AB - Background—Obstructive sleep apnea (OSA) is common among patients with acute ischemic stroke and transient ischemic attack. We evaluated whether continuous positive airway pressure for OSA among patients with recent ischemic stroke or transient ischemic attack improved clinical outcomes. Methods and Results—This randomized controlled trial among patients with ischemic stroke/transient ischemic attack compared 2 strategies (standard or enhanced) for the diagnosis and treatment ofOSA versus usual care over 1 year. Primary outcomes were National Institutes of Health Stroke Scale and modified Rankin Scale scores. Among 252 patients (84, control; 86, standard; 82, enhanced), OSA prevalence was as follows: control, 69%; standard, 74%; and enhanced, 80%. Continuous positive airway pressure use occurred on average 50% of nights and was similar among standard (3.9±2.1 mean hours/nights used) and enhanced (4.3±2.4 hours/nights used; P=0.46) patients.

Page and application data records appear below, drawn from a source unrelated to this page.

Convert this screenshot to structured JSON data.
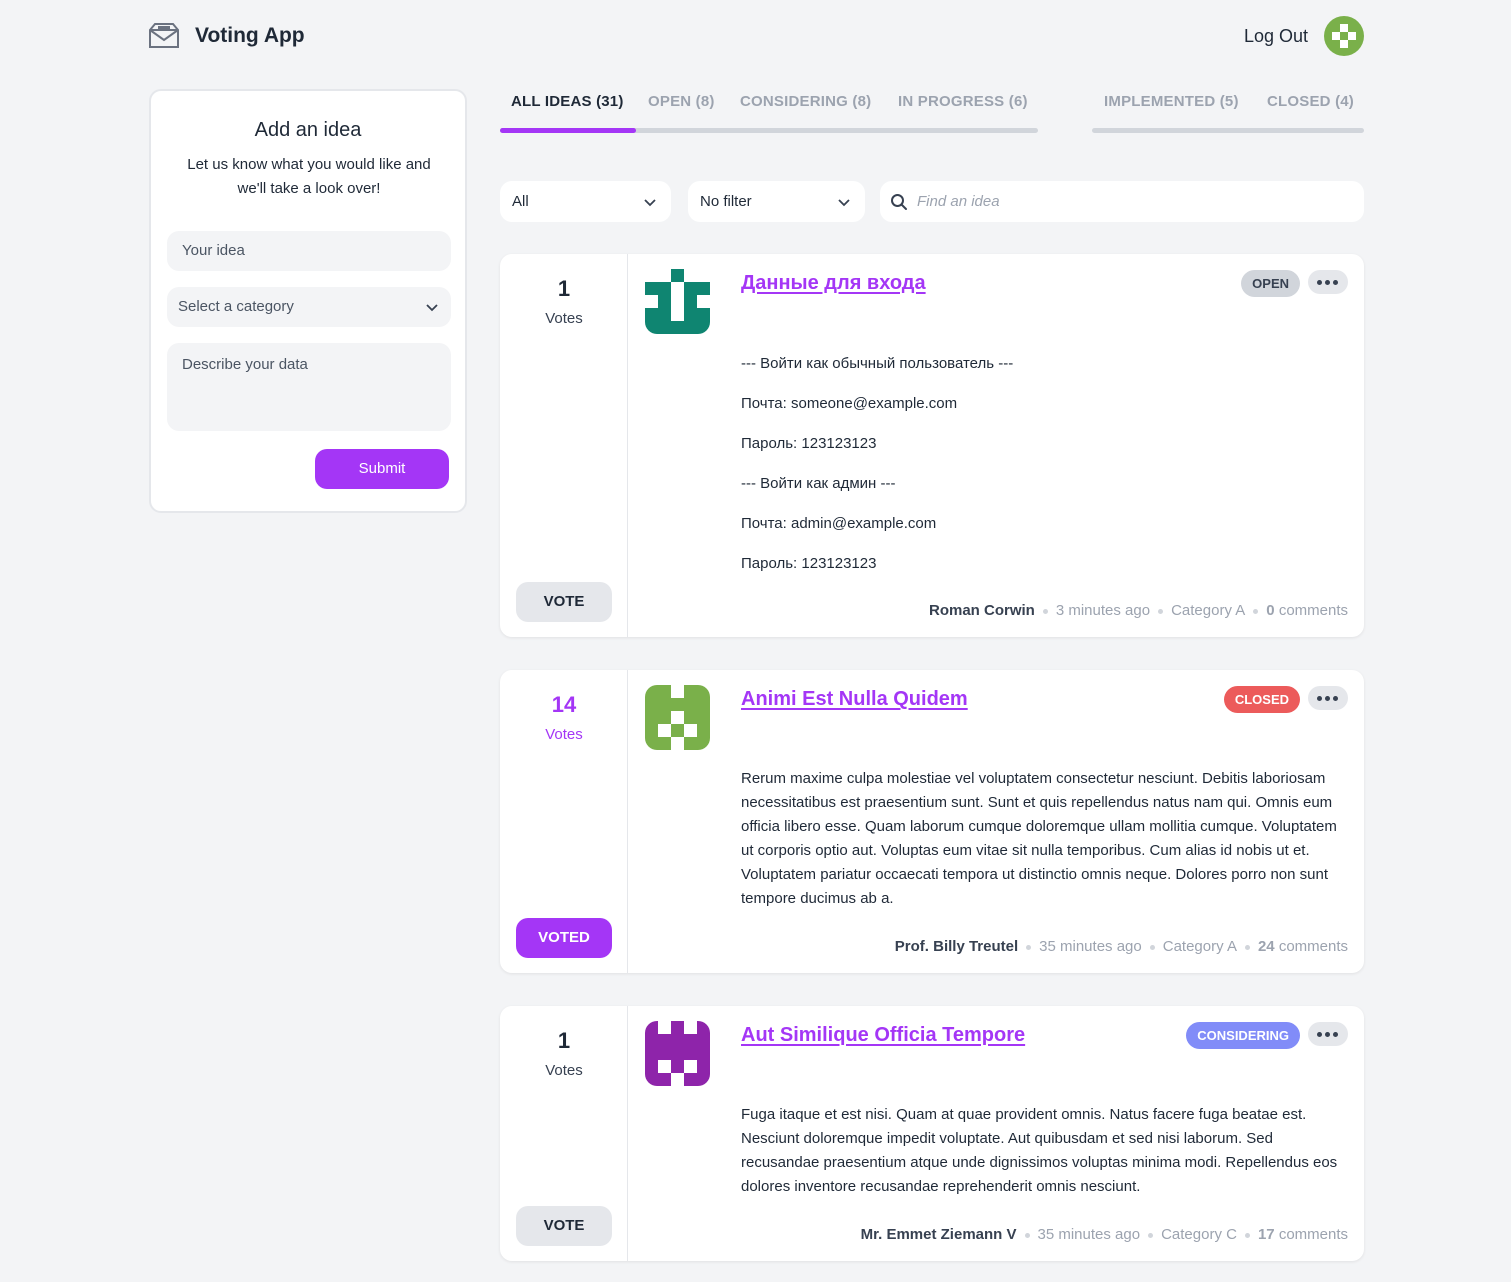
{
  "app": {
    "title": "Voting App",
    "logout_label": "Log Out"
  },
  "add_idea": {
    "title": "Add an idea",
    "subtitle": "Let us know what you would like and we'll take a look over!",
    "idea_placeholder": "Your idea",
    "category_placeholder": "Select a category",
    "description_placeholder": "Describe your data",
    "submit_label": "Submit"
  },
  "tabs": [
    {
      "label": "ALL IDEAS (31)",
      "active": true
    },
    {
      "label": "OPEN (8)"
    },
    {
      "label": "CONSIDERING (8)"
    },
    {
      "label": "IN PROGRESS (6)"
    },
    {
      "label": "IMPLEMENTED (5)"
    },
    {
      "label": "CLOSED (4)"
    }
  ],
  "filters": {
    "category_value": "All",
    "other_value": "No filter",
    "search_placeholder": "Find an idea"
  },
  "ideas": [
    {
      "votes": "1",
      "votes_label": "Votes",
      "vote_button": "VOTE",
      "voted": false,
      "title": "Данные для входа",
      "status": "OPEN",
      "status_color": "#d1d5db",
      "body": [
        "--- Войти как обычный пользователь ---",
        "Почта: someone@example.com",
        "Пароль: 123123123",
        "--- Войти как админ ---",
        "Почта: admin@example.com",
        "Пароль: 123123123"
      ],
      "author": "Roman Corwin",
      "time": "3 minutes ago",
      "category": "Category A",
      "comments_count": "0",
      "comments_label": "comments",
      "avatar_color": "#0f8571"
    },
    {
      "votes": "14",
      "votes_label": "Votes",
      "vote_button": "VOTED",
      "voted": true,
      "title": "Animi Est Nulla Quidem",
      "status": "CLOSED",
      "status_color": "#ec5b5b",
      "body": [
        "Rerum maxime culpa molestiae vel voluptatem consectetur nesciunt. Debitis laboriosam necessitatibus est praesentium sunt. Sunt et quis repellendus natus nam qui. Omnis eum officia libero esse. Quam laborum cumque doloremque ullam mollitia cumque. Voluptatem ut corporis optio aut. Voluptas eum vitae sit nulla temporibus. Cum alias id nobis ut et. Voluptatem pariatur occaecati tempora ut distinctio omnis neque. Dolores porro non sunt tempore ducimus ab a."
      ],
      "author": "Prof. Billy Treutel",
      "time": "35 minutes ago",
      "category": "Category A",
      "comments_count": "24",
      "comments_label": "comments",
      "avatar_color": "#7ab04a"
    },
    {
      "votes": "1",
      "votes_label": "Votes",
      "vote_button": "VOTE",
      "voted": false,
      "title": "Aut Similique Officia Tempore",
      "status": "CONSIDERING",
      "status_color": "#818cf8",
      "body": [
        "Fuga itaque et est nisi. Quam at quae provident omnis. Natus facere fuga beatae est. Nesciunt doloremque impedit voluptate. Aut quibusdam et sed nisi laborum. Sed recusandae praesentium atque unde dignissimos voluptas minima modi. Repellendus eos dolores inventore recusandae reprehenderit omnis nesciunt."
      ],
      "author": "Mr. Emmet Ziemann V",
      "time": "35 minutes ago",
      "category": "Category C",
      "comments_count": "17",
      "comments_label": "comments",
      "avatar_color": "#8e24aa"
    }
  ],
  "colors": {
    "accent": "#a436f6",
    "background": "#f3f4f6",
    "user_avatar": "#7ab04a"
  }
}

In intention-to-treat analyses, changes in National Institutes of Health Stroke Scale and modified Rankin Scale scores were similar across groups. In as-treated analyses among patients with OSA, increasing continuous positive airway pressure use was associated with improved National Institutes of Health Stroke Scale score (no/poor, ˗0.6±2.9; some, ˗0.9±1.4; good, ˗0.3±1.0; P=0.0064) and improved modified Rankin Scale score (no/poor, ˗0.3±1.5; some, ˗0.4±1.0; good, ˗0.9±1.2; P=0.0237). In shift analyses among patients with OSA, 59% of intervention patients had best neurological symptom severity (National Institutes of Health Stroke Scale score, 0-1) versus 38% of controls (P=0.038); absolute risk reduction was 21% (number needed to treat, 4.8). Conclusions—Although changes in neurological functioning and functional status were similar across the groups in the intentionto-treat analyses, continuous positive airway pressure use was associated with improved neurological functioning among patients with acute ischemic stroke/transient ischemic attack with OSA.

KW - Acute ischemic stroke

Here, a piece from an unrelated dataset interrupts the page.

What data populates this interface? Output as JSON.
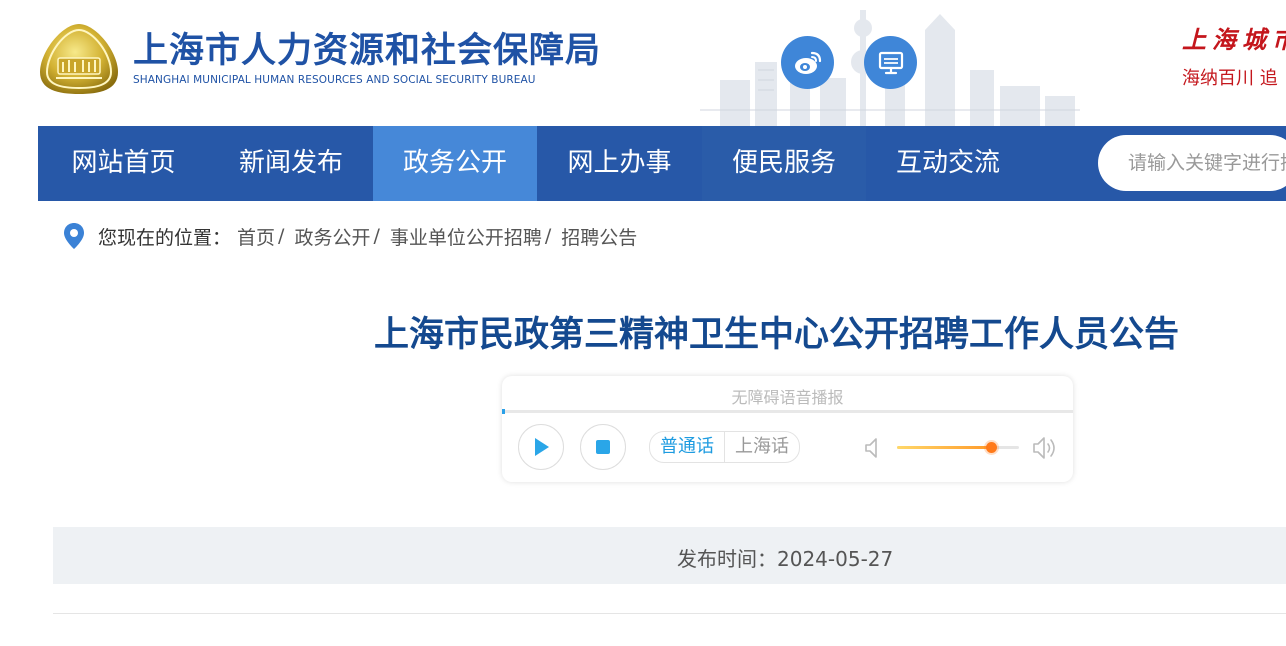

KW - Sleep apnea

KW - Transient ischemic attack

UR - http://www.scopus.com/inward/record.url?scp=85052401984&partnerID=8YFLogxK

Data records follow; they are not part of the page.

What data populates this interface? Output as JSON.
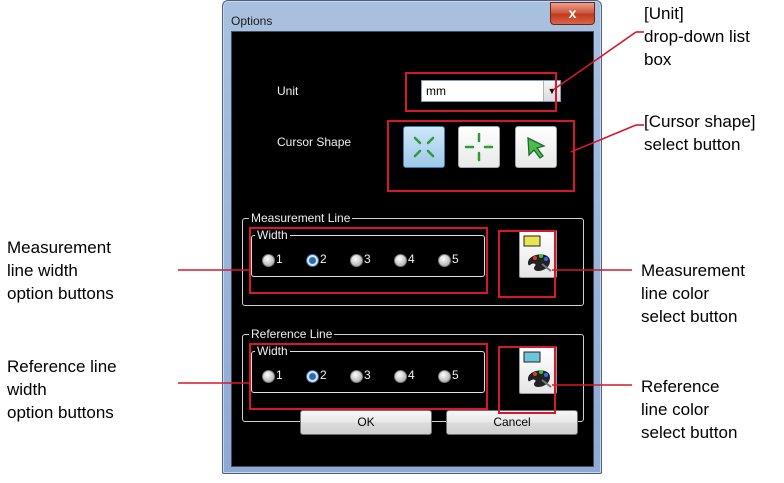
{
  "dialog": {
    "title": "Options",
    "close_glyph": "x",
    "unit_label": "Unit",
    "unit_value": "mm",
    "cursor_shape_label": "Cursor Shape",
    "cursor_buttons": [
      "cross-diagonal-icon",
      "crosshair-icon",
      "arrow-pointer-icon"
    ],
    "measurement": {
      "group_title": "Measurement Line",
      "width_title": "Width",
      "options": [
        "1",
        "2",
        "3",
        "4",
        "5"
      ],
      "selected": "2",
      "swatch_color": "#e8e452"
    },
    "reference": {
      "group_title": "Reference Line",
      "width_title": "Width",
      "options": [
        "1",
        "2",
        "3",
        "4",
        "5"
      ],
      "selected": "2",
      "swatch_color": "#6cc6d8"
    },
    "ok_label": "OK",
    "cancel_label": "Cancel"
  },
  "annotations": {
    "unit": [
      "[Unit]",
      "drop-down list",
      "box"
    ],
    "cursor": [
      "[Cursor shape]",
      "select button"
    ],
    "meas_width": [
      "Measurement",
      "line width",
      "option buttons"
    ],
    "ref_width": [
      "Reference line",
      "width",
      "option buttons"
    ],
    "meas_color": [
      "Measurement",
      "line color",
      "select button"
    ],
    "ref_color": [
      "Reference",
      "line color",
      "select button"
    ]
  },
  "colors": {
    "highlight": "#d6182c",
    "selected_cursor": "#9fc8ea"
  }
}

UR - http://www.scopus.com/inward/citedby.url?scp=85052401984&partnerID=8YFLogxK

U2 - 10.1161/JAHA.118.008841

DO - 10.1161/JAHA.118.008841

M3 - Article

C2 - 30369321

AN - SCOPUS:85052401984

VL - 7

JO - Journal of the American Heart Association

JF - Journal of the American Heart Association

SN - 2047-9980

IS - 16

M1 - e008841

ER -